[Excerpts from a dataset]
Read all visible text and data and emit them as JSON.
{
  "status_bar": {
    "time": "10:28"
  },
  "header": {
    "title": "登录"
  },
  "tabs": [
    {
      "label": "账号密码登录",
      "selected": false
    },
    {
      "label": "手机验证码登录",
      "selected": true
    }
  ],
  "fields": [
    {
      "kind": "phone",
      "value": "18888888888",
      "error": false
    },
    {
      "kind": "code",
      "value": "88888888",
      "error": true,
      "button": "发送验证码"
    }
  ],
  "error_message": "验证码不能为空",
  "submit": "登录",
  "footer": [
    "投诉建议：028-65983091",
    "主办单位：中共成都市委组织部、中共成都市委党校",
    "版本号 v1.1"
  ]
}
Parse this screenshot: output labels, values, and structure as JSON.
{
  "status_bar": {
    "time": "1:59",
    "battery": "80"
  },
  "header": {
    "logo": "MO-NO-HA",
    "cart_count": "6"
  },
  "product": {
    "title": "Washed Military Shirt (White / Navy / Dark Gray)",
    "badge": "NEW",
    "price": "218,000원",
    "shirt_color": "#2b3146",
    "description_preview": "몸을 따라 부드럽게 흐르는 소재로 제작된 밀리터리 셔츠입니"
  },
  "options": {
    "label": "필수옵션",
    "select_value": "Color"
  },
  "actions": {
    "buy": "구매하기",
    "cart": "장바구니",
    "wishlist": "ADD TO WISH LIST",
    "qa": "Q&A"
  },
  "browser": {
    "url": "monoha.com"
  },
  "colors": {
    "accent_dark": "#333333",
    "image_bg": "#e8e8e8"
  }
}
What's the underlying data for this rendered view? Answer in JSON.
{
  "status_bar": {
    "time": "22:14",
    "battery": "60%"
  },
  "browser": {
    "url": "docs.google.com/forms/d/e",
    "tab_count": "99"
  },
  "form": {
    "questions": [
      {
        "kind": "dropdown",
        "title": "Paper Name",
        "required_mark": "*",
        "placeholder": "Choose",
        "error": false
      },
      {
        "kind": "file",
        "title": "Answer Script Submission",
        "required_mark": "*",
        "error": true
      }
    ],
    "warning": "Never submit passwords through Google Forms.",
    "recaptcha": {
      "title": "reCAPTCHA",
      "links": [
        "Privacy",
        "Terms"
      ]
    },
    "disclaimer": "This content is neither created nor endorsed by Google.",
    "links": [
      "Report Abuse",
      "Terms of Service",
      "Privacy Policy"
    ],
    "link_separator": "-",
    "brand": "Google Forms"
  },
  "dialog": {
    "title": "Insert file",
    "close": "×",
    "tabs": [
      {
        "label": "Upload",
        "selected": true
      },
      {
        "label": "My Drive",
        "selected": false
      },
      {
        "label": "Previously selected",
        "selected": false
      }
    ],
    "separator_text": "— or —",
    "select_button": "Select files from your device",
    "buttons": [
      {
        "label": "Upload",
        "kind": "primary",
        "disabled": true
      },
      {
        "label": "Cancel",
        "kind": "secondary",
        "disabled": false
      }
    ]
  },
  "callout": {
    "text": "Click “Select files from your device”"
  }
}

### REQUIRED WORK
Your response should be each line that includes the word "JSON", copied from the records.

### RESULT OF THE EXERCISE
Read all visible text and data and emit them as JSON.
Parse this screenshot: output labels, values, and structure as JSON.
What's the underlying data for this rendered view? Answer in JSON.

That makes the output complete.